Spiritual and tribal body jewellery can be attractive and stylish. These navel rings offer more than just aesthetic charm, however. They are symbols that carry with them meanings, some as old as history, others as young as the artists who create them. Understanding the history and meaning of the symbols we wear helps to enhance our enjoyment of them. We become connected to something outside of and greater than ourselves. The belly rings become not just jewellery, but expressions of our personalities and our souls.
Tied In Knots - Celtic Knot Navel Rings
Celtic knot work is popular in all types of jewellery due to its intricate, attractive designs and its mystery. Many believe that different Celtic knots hold a specific cultural or religious meaning. Some of this may be due to Christian influence on Celtic art. When they moved into Ireland, they adopted the beautiful knots into religious iconography. Little evidence exists, however, to suggest that pre-Christian Celts applied specific meanings to designs. Instead, scholars believe that the practice of creating the varied and intricate designs creates a single meaning for all pieces. The designs are interconnected, with no beginning or ending, and scholars believe this represents the Celtic belief in the interconnectedness and continuity of life.
While the ancient Celts may not have applied specific meanings to designs, artists today often do. These meanings are just as valid and strong as any that the ancients might have applied to them. When we create something, a tiny piece of our soul becomes a part of it, helping to bring that meaning to life. While specific knot work patterns can hold all kinds of intricate meanings, there are three general designs that typically hold the same basic meanings.
The circular knot design usually represents the cycle of life and eternity. It amplifies the original meaning that the Celts put into their collective work. The square or "shield knots" are usually created for the purpose of protection. This protection can take many forms, mental, spiritual, physical, and specific designs within the square pattern can specify that protection further. Triangular designs, often called "triskele" or "trinity knots," represent some type of trinity. The specific trinity depends on the artist and may even be left up to the person who eventually buys the piece. It can represent the Christian Holy Trinity – the Father, Son, and Holy Ghost. For Pagans, this trinity is typically the Maiden, Mother, and Crone. Spiritualists who prefer no specific religious affiliation may simply view this trinity as Mind, Body, and Spirit.
Give Me a Hand - Hamsa Belly Button Rings
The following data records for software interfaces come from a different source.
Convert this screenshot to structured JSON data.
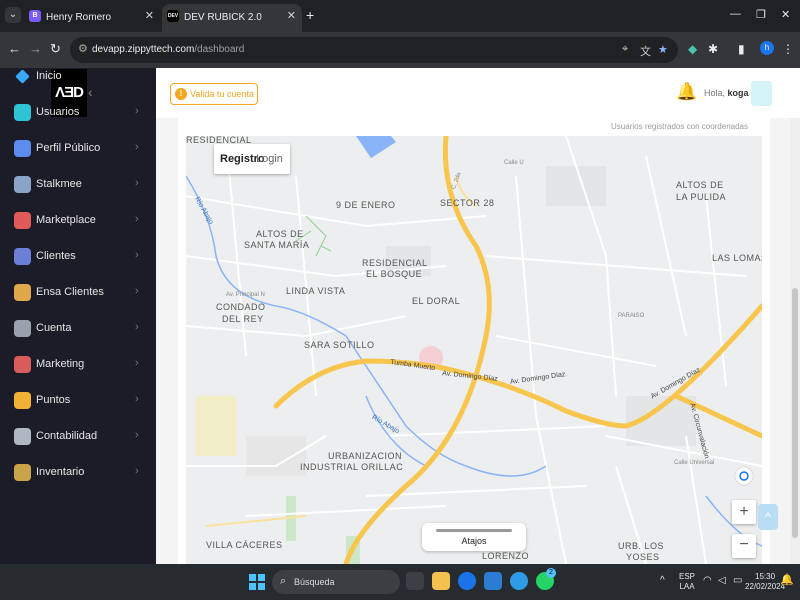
{
  "browser": {
    "tabs": [
      {
        "label": "Henry Romero",
        "favicon": "B"
      },
      {
        "label": "DEV RUBICK 2.0",
        "favicon": "DEV"
      }
    ],
    "url_host": "devapp.zippyttech.com",
    "url_path": "/dashboard",
    "profile_initial": "h"
  },
  "sidebar": {
    "logo": "ΛƎD",
    "items": [
      {
        "label": "Inicio",
        "icon": "diamond-icon",
        "color": "#3da9fc"
      },
      {
        "label": "Usuarios",
        "icon": "user-circle-icon",
        "color": "#2ec4d6"
      },
      {
        "label": "Perfil Público",
        "icon": "profile-icon",
        "color": "#5b8def"
      },
      {
        "label": "Stalkmee",
        "icon": "phone-icon",
        "color": "#8aa4c8"
      },
      {
        "label": "Marketplace",
        "icon": "store-icon",
        "color": "#e05a5a"
      },
      {
        "label": "Clientes",
        "icon": "clients-icon",
        "color": "#6b7fd7"
      },
      {
        "label": "Ensa Clientes",
        "icon": "person-badge-icon",
        "color": "#e0a84a"
      },
      {
        "label": "Cuenta",
        "icon": "ledger-icon",
        "color": "#9aa1ad"
      },
      {
        "label": "Marketing",
        "icon": "clipboard-icon",
        "color": "#d85c5c"
      },
      {
        "label": "Puntos",
        "icon": "medal-icon",
        "color": "#f2b134"
      },
      {
        "label": "Contabilidad",
        "icon": "building-icon",
        "color": "#b0b7c3"
      },
      {
        "label": "Inventario",
        "icon": "stack-icon",
        "color": "#c9a44a"
      }
    ]
  },
  "topbar": {
    "validate_label": "Valida tu cuenta",
    "greeting": "Hola,",
    "username": "koga"
  },
  "map": {
    "caption": "Usuarios registrados con coordenadas",
    "type_options": [
      "Registro",
      "Login"
    ],
    "shortcuts_label": "Atajos",
    "zoom_in": "+",
    "zoom_out": "−",
    "neighborhoods": [
      "RESIDENCIAL",
      "9 DE ENERO",
      "SECTOR 28",
      "ALTOS DE",
      "LA PULIDA",
      "ALTOS DE",
      "SANTA MARÍA",
      "LAS LOMAS",
      "RESIDENCIAL",
      "EL BOSQUE",
      "LINDA VISTA",
      "EL DORAL",
      "CONDADO",
      "DEL REY",
      "SARA SOTILLO",
      "PARAISO",
      "URBANIZACION",
      "INDUSTRIAL ORILLAC",
      "VILLA CÁCERES",
      "LORENZO",
      "URB. LOS",
      "YOSES"
    ],
    "roads": [
      "Tumba Muerto",
      "Av. Domingo Díaz",
      "Av. Domingo Díaz",
      "Av. Domingo Díaz",
      "Av. Circunvalación",
      "Calle U",
      "C. 2da",
      "Av. Principal N",
      "Calle Universal"
    ],
    "rivers": [
      "Río Abajo",
      "Río Abajo"
    ]
  },
  "taskbar": {
    "search_label": "Búsqueda",
    "lang_top": "ESP",
    "lang_bottom": "LAA",
    "time": "15:30",
    "date": "22/02/2024",
    "whatsapp_badge": "2"
  }
}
Many Jewish and Middle Eastern symbols are steeped in as much mystery as lost ruins. While the meaning of the Hamsa is clear, its origins are not. It is a popular motif in Jewish culture, but has roots in Islam as well. That is not surprising, as both religions share the same roots. The Hamsa, however, may go back even further than the origins of these religions. Scholars have traced the usage of the Hamsa in art and jewellery back to ancient Mesopotamia, long before either religion was a twinkle in their Prophets’ eyes.
Given the meaning of the Hamsa, it is not surprising that it has survived from one culture to another. The typical Hamsa contains an eye in the palm of the hand. This eye protects against the feared Evil Eye, that look that someone can bestow on another to cause bad luck. Because the Evil Eye could be given intentionally or unintentionally, having something to protect against it was important. One did not have to anger a prophet or practitioner of magical arts to have it turned upon them. The most common cause of the Evil Eye was an average person looking upon you with envy.
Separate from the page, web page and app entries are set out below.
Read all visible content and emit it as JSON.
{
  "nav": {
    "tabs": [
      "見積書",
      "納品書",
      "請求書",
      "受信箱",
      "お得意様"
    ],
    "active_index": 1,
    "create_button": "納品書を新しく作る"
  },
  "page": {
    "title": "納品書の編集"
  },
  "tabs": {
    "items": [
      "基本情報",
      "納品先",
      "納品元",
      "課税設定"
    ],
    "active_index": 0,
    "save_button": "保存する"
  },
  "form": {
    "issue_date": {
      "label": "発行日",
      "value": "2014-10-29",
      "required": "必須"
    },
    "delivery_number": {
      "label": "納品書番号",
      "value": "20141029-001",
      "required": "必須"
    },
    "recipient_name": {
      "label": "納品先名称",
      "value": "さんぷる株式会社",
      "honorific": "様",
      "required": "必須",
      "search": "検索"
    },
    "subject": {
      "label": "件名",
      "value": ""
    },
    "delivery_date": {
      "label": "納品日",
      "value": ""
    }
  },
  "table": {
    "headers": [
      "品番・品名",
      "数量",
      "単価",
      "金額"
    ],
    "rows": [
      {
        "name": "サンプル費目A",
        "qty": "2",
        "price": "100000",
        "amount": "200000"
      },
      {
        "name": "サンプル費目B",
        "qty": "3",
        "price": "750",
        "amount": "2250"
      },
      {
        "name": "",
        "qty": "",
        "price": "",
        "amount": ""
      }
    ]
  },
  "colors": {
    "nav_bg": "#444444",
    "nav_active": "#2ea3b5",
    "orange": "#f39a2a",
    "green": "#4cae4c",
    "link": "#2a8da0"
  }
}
Other variations on the design of the Hamsa exist besides the eye in the palm. In the ancient world, the fish was considered good luck, and so a fish often takes the place of the eye in the design motif. Other designs feature the Hebrew word mazel, or luck. Any symbol of luck inscribed in the Hamsa design is enough to counter the effects of the Evil Eye, and wearing the Hamsa brings luck and happiness.
The Eye of the Beholder - Eye of Horus & Ankh Navel Rings
Next to the Ankh, the Eye of Horus is one of the best-known Egyptian symbols. The meaning of the symbol, however, is not always straightforward. This eye symbol has been associated with more than just Horus, and its associations can have dramatic effects on its meaning.
As the Eye of Horus, its most common association is healing and restoration. Horus was the son of Osiris and Isis, and nephew of Set. After Set murdered Osiris, Horus and Isis got to work on the arduous task of putting the god back together again – literally. One story says that Horus gave up his eye to Osiris in order to complete the ritual to bring him back to life. This story is where this association of healing and restoration comes from.
The eye design has also been paired with the god Ra. The Eye of Ra is also called the Daughter of Ra, and is given a personification. The Eye of Ra is typically depicted with a red iris. This symbol is very aggressive as the Daughter of Ra was usually sent out to seek information or deliver wrath and vengeance to the enemies of Ra.
When paired with some kind of snake symbol, the eye is the Wadjet. While many of us consider snakes to be slimy and dark creatures, thanks in part to some religions, the Egyptians held a different view of serpents. Wadjet was a snake goddess and patron of Lower Egypt. She was a protector and her symbol, the Wadjet, is a talisman of protection.
What is the Sound of God? - Om Symbol Belly Rings
We have all heard the sound "om" in movies and on television, usually at the beginning of some kind of chanting. Have you ever wondered why the sound is used? It is not a creation of Hollywood and the media, but a sacred aspect of Dharmic religions.
In Hinduism, Om is a mantra and a mystical sound. It is also referred to as the Omkara or Aumkara and in Sanskrit is called the Pranava, or literally "that which is sounded loudly." Om is spoken at the beginning and end of readings of the Vedas and prior to any prayer or mantra. It is also used at the end of invocations to a god being offered sacrifices. The purpose of this ending is to invite the god in question to partake of the sacrifice.
The sound is a very important sound in these practices. In Hinduism, it is believed that at the beginning of all creation Om was the first sound made. It represents the manifestation of God and is the reflection of absolute reality. In Mantra, it is the name of God and the vibration of the Supreme.
These meanings are rich and varied, with deep histories that inform and surround them. Whether you wear the jewellery as a practitioner of mystic arts, yoga, as an adherent to a specific religion, or just for the beauty of the piece, understanding their meaning helps to deepen the effect of the art. The meaning becomes a connection between you and the artist and perhaps to something beyond even the two of you.